Host and Pathogen
Studying the dynamics of host-pathogen interactions
The interaction between the virus and the host cell is an essential part of any virus life cycle, as all viruses depend on their host to propagate. This is why it is extremely important to understand virus entry, replication within and release from the host cell. One of the challenges when studying these steps is that the viral interaction with the host occurs below the diffraction limit of conventional light microscopes.
By analyzing the motion of viral particles using single-particle tracking, we can understand the mechanisms of viral particles upon, for instance, drug treatment, and observe them in a living cell environment.
An excellent example of how single-particle tracking enables spatiotemporal dynamic localization of viral particles throughout their life cycle in Huh-7 cells can be seen in this viral particle case study, where some viral structures are able to move directionally, a process that is dependent on host actin cytoskeleton. Disruption of this viral-host interaction may lead to the generation of new drugs against Ebola infection.
In conclusion, by analyzing and quantifying the diffusion of key molecules, we are able to extract detailed information about specific biological events in real-time, such as binding, transport or compartmentalization. Combining super-resolution imaging with spatial information at the nanometer scale, we gain a deeper understanding of how different events are related, why certain inhibitors or therapeutic drugs may not be working, and what protein interactions are needed for a specific process to occur. In other words, correlating temporal and spatial information at this level of detail enables researchers to make important discoveries and develop new methods for tackling devastating infectious diseases that affect millions worldwide.
Learning about disease mechanisms, potential vaccine targets and development of accurate therapeutics agents comes with multiple challenges. One of the crucial ones is combining complementary characterization techniques, such as super-resolution information with dynamic live-cell imaging of pathogens and their interactions with host cells.
Quantitative characterization of pathogens made simple
Pathogenesis or infection stages take place at different time-scales; from a few seconds to hours. It is therefore essential to be able to follow these processes in real-time, without perturbing the biological system under investigation. From a technical standpoint, this requires a microscope that is both compatible with long-term live-cell imaging and meets the needs for single-molecule sensitivity.
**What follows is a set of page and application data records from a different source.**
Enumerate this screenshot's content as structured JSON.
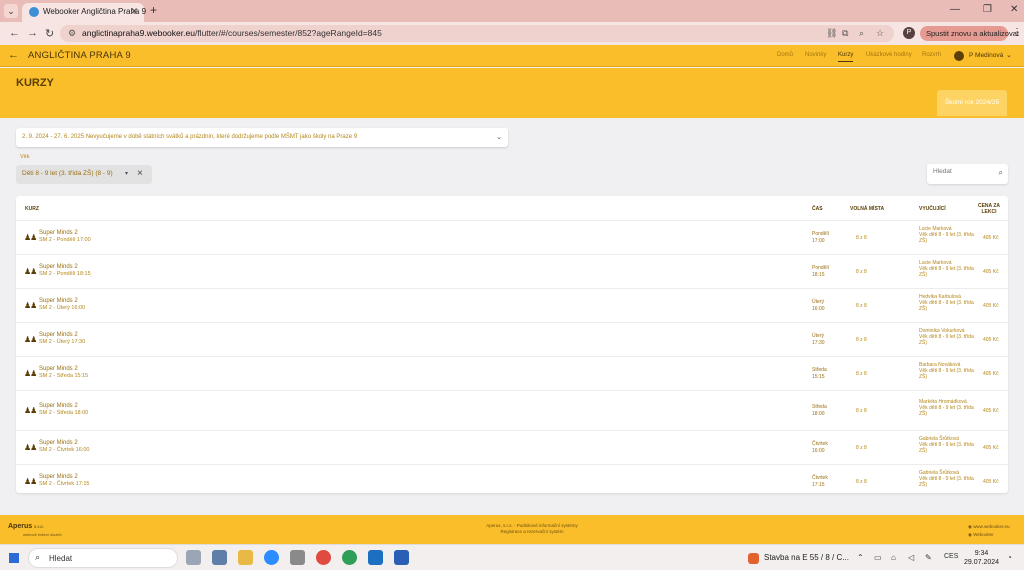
{
  "browser": {
    "tab_title": "Webooker Angličtina Praha 9",
    "url_host": "anglictinapraha9.webooker.eu",
    "url_path": "/flutter/#/courses/semester/852?ageRangeId=845",
    "relaunch_label": "Spustit znovu a aktualizovat",
    "profile_initial": "P"
  },
  "app": {
    "title": "ANGLIČTINA PRAHA 9",
    "nav": [
      {
        "label": "Domů"
      },
      {
        "label": "Novinky"
      },
      {
        "label": "Kurzy"
      },
      {
        "label": "Ukázkové hodiny"
      },
      {
        "label": "Rozvrh"
      }
    ],
    "user_name": "P Medinová"
  },
  "page": {
    "title": "KURZY",
    "year_tab": "Školní rok 2024/25",
    "semester": "2. 9. 2024 - 27. 6. 2025 Nevyučujeme v době státních svátků a prázdnin, které dodržujeme podle MŠMT jako školy na Praze 9",
    "age_label": "Věk",
    "age_value": "Děti 8 - 9 let (3. třída ZŠ) (8 - 9)",
    "search_placeholder": "Hledat"
  },
  "table": {
    "headers": {
      "course": "KURZ",
      "time": "ČAS",
      "seats": "VOLNÁ MÍSTA",
      "teacher": "VYUČUJÍCÍ",
      "price": "CENA ZA LEKCI"
    },
    "rows": [
      {
        "name": "Super Minds 2",
        "sub": "SM 2 - Pondělí 17:00",
        "day": "Pondělí",
        "time": "17:00",
        "seats": "8 z 8",
        "teacher": "Lucie Marková",
        "group": "Věk děti 8 - 9 let (3. třída ZŠ)",
        "price": "405 Kč"
      },
      {
        "name": "Super Minds 2",
        "sub": "SM 2 - Pondělí 18:15",
        "day": "Pondělí",
        "time": "18:15",
        "seats": "8 z 8",
        "teacher": "Lucie Marková",
        "group": "Věk děti 8 - 9 let (3. třída ZŠ)",
        "price": "405 Kč"
      },
      {
        "name": "Super Minds 2",
        "sub": "SM 2 - Úterý 16:00",
        "day": "Úterý",
        "time": "16:00",
        "seats": "8 z 8",
        "teacher": "Hedvika Karbulová",
        "group": "Věk děti 8 - 9 let (3. třída ZŠ)",
        "price": "405 Kč"
      },
      {
        "name": "Super Minds 2",
        "sub": "SM 2 - Úterý 17:30",
        "day": "Úterý",
        "time": "17:30",
        "seats": "8 z 8",
        "teacher": "Dominika Vokurková",
        "group": "Věk děti 8 - 9 let (3. třída ZŠ)",
        "price": "405 Kč"
      },
      {
        "name": "Super Minds 2",
        "sub": "SM 2 - Středa 15:15",
        "day": "Středa",
        "time": "15:15",
        "seats": "8 z 8",
        "teacher": "Barbara Nováková",
        "group": "Věk děti 8 - 9 let (3. třída ZŠ)",
        "price": "405 Kč"
      },
      {
        "name": "Super Minds 2",
        "sub": "SM 2 - Středa 18:00",
        "day": "Středa",
        "time": "18:00",
        "seats": "8 z 8",
        "teacher": "Markéta Hromádková",
        "group": "Věk děti 8 - 9 let (3. třída ZŠ)",
        "price": "405 Kč"
      },
      {
        "name": "Super Minds 2",
        "sub": "SM 2 - Čtvrtek 16:00",
        "day": "Čtvrtek",
        "time": "16:00",
        "seats": "8 z 8",
        "teacher": "Gabriela Šrůtková",
        "group": "Věk děti 8 - 9 let (3. třída ZŠ)",
        "price": "405 Kč"
      },
      {
        "name": "Super Minds 2",
        "sub": "SM 2 - Čtvrtek 17:15",
        "day": "Čtvrtek",
        "time": "17:15",
        "seats": "8 z 8",
        "teacher": "Gabriela Šrůtková",
        "group": "Věk děti 8 - 9 let (3. třída ZŠ)",
        "price": "405 Kč"
      }
    ]
  },
  "footer": {
    "logo": "Aperus",
    "logo_suffix": "s.r.o.",
    "tagline": "webové řešení služeb",
    "center_line1": "Aperus, s.r.o. - Podnikové informační systémy",
    "center_line2": "Registrace a rezervační systém",
    "right_line1": "www.webooker.eu",
    "right_line2": "Webooker"
  },
  "taskbar": {
    "search_label": "Hledat",
    "news": "Stavba na E 55 / 8 / C...",
    "lang": "CES",
    "time": "9:34",
    "date": "29.07.2024"
  },
  "colors": {
    "accent": "#fbbe2b",
    "accent_text": "#9a6f12"
  }
}
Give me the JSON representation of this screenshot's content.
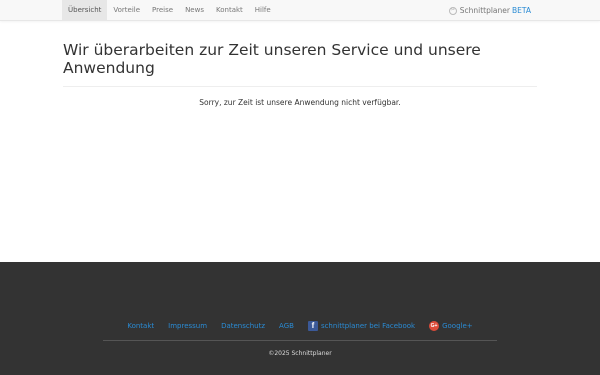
{
  "nav": {
    "items": [
      {
        "label": "Übersicht",
        "active": true
      },
      {
        "label": "Vorteile",
        "active": false
      },
      {
        "label": "Preise",
        "active": false
      },
      {
        "label": "News",
        "active": false
      },
      {
        "label": "Kontakt",
        "active": false
      },
      {
        "label": "Hilfe",
        "active": false
      }
    ],
    "brand": {
      "name": "Schnittplaner",
      "badge": "BETA",
      "icon": "logo-icon"
    }
  },
  "main": {
    "title": "Wir überarbeiten zur Zeit unseren Service und unsere Anwendung",
    "notice": "Sorry, zur Zeit ist unsere Anwendung nicht verfügbar."
  },
  "footer": {
    "links": {
      "kontakt": "Kontakt",
      "impressum": "Impressum",
      "datenschutz": "Datenschutz",
      "agb": "AGB",
      "facebook": "schnittplaner bei Facebook",
      "googleplus": "Google+"
    },
    "icons": {
      "facebook": "facebook-icon",
      "googleplus": "google-plus-icon"
    },
    "copyright": "©2025 Schnittplaner"
  },
  "colors": {
    "accent": "#2a8bd4",
    "navbar_bg": "#f8f8f8",
    "footer_bg": "#333333"
  }
}
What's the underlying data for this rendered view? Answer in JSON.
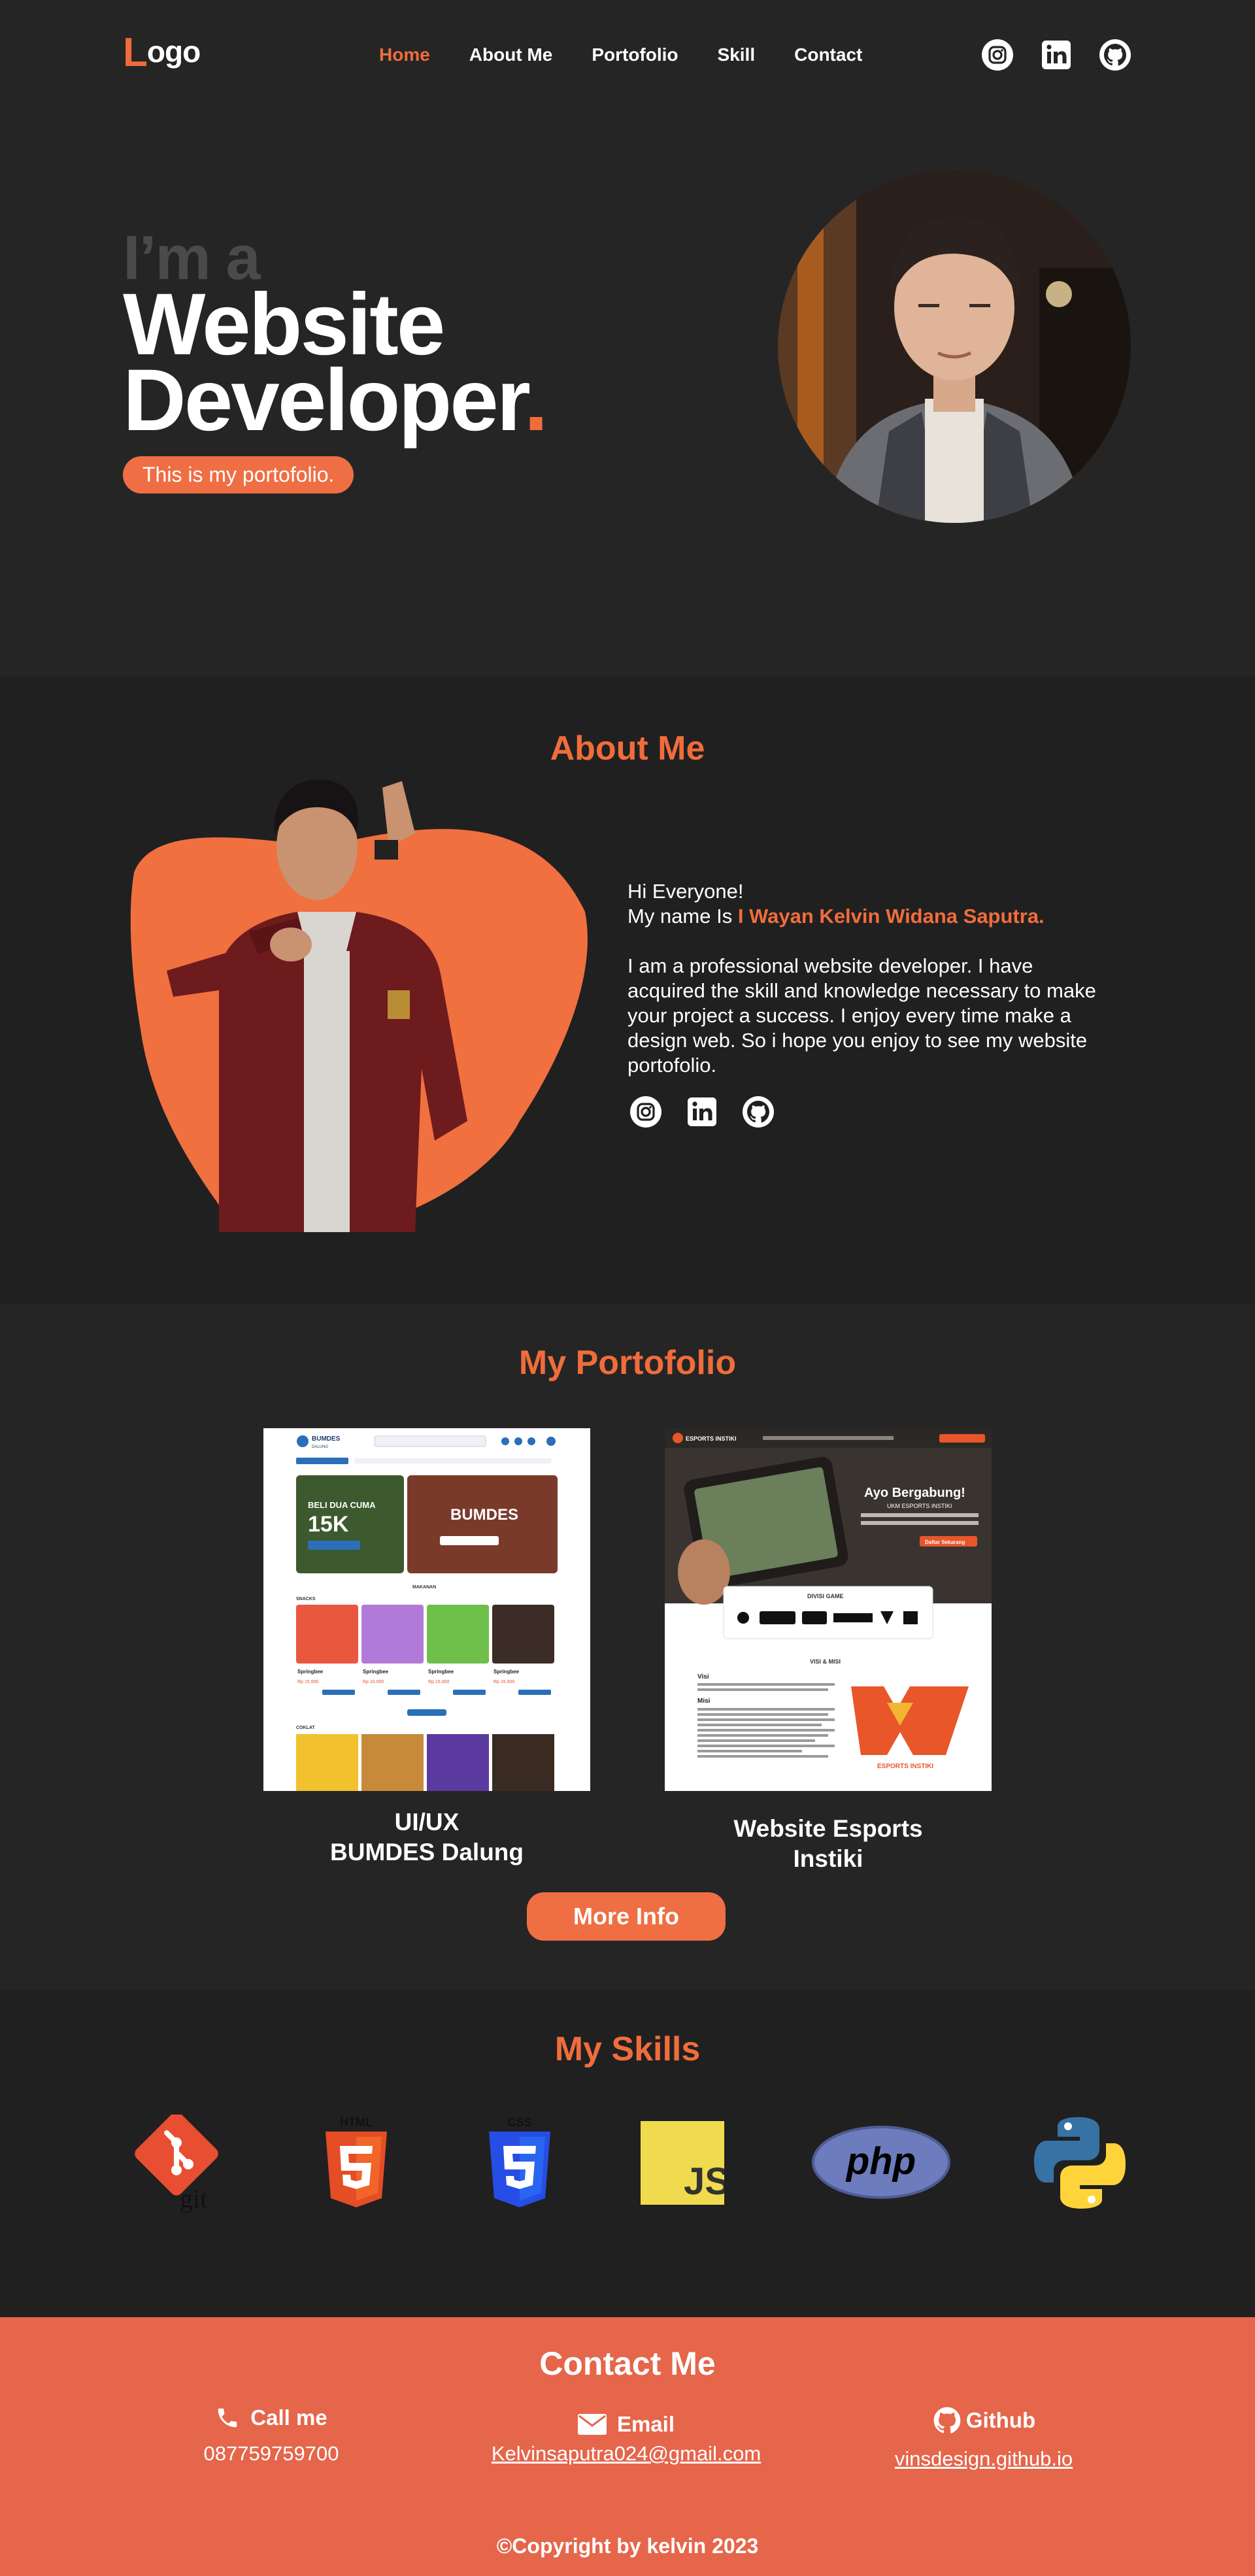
{
  "nav": {
    "logo_first": "L",
    "logo_rest": "ogo",
    "items": [
      {
        "label": "Home",
        "active": true
      },
      {
        "label": "About Me",
        "active": false
      },
      {
        "label": "Portofolio",
        "active": false
      },
      {
        "label": "Skill",
        "active": false
      },
      {
        "label": "Contact",
        "active": false
      }
    ],
    "social": [
      "instagram-icon",
      "linkedin-icon",
      "github-icon"
    ]
  },
  "hero": {
    "intro": "I’m a",
    "line1": "Website",
    "line2": "Developer",
    "dot": ".",
    "tagline": "This is my portofolio."
  },
  "about": {
    "title": "About Me",
    "greeting": "Hi Everyone!",
    "name_prefix": "My name Is ",
    "name": "I Wayan Kelvin Widana Saputra.",
    "bio": "I am a professional website developer. I have acquired the skill and knowledge necessary to make your project a success. I enjoy every time make a design web. So i hope you enjoy to see my website portofolio."
  },
  "portfolio": {
    "title": "My Portofolio",
    "items": [
      {
        "line1": "UI/UX",
        "line2": "BUMDES Dalung",
        "preview": {
          "brand": "BUMDES",
          "brand_sub": "DALUNG",
          "banner_tag": "BELI DUA CUMA",
          "banner_price": "15K",
          "banner_title": "BUMDES",
          "section1": "MAKANAN",
          "section2": "SNACKS",
          "section3": "COKLAT",
          "product": "Springbee",
          "price": "Rp 15.000"
        }
      },
      {
        "line1": "Website Esports",
        "line2": "Instiki",
        "preview": {
          "brand": "ESPORTS INSTIKI",
          "cta": "Ayo Bergabung!",
          "cta_sub": "UKM ESPORTS INSTIKI",
          "button": "Daftar Sekarang",
          "divisi": "DIVISI GAME",
          "visi_misi": "VISI & MISI",
          "visi": "Visi",
          "misi": "Misi",
          "logo_caption": "ESPORTS INSTIKI"
        }
      }
    ],
    "button": "More Info"
  },
  "skills": {
    "title": "My Skills",
    "items": [
      {
        "icon": "git-icon",
        "text": "git"
      },
      {
        "icon": "html5-icon",
        "text": "HTML"
      },
      {
        "icon": "css3-icon",
        "text": "CSS"
      },
      {
        "icon": "javascript-icon",
        "text": "JS"
      },
      {
        "icon": "php-icon",
        "text": "php"
      },
      {
        "icon": "python-icon",
        "text": ""
      }
    ]
  },
  "contact": {
    "title": "Contact Me",
    "call_label": "Call me",
    "phone": "087759759700",
    "email_label": "Email",
    "email": "Kelvinsaputra024@gmail.com",
    "github_label": "Github",
    "github": "vinsdesign.github.io",
    "copyright": "©Copyright by kelvin 2023"
  },
  "colors": {
    "accent": "#f06d3b",
    "background": "#252525",
    "section_alt": "#202020",
    "contact_bg": "#e5664b"
  }
}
Additionally, working with disease-causing agents mandates strict safety precautions. To reduce the risk of human exposure to infectious agents, scientists need to work in controlled, and often very challenging environments, such as biosafety cabinets, and facilities with higher levels of containment. Given these constraints, there is a requirement for tools that not only are small enough to work in confined environments but also are easy to operate by the primary user without the need for back-up staff to be cleared to work in highly controlled environments. By providing the best tools in these environments, researchers can ensure the fight to deliver diagnostics, vaccines and antivirals world-wide continues at the fastest rate.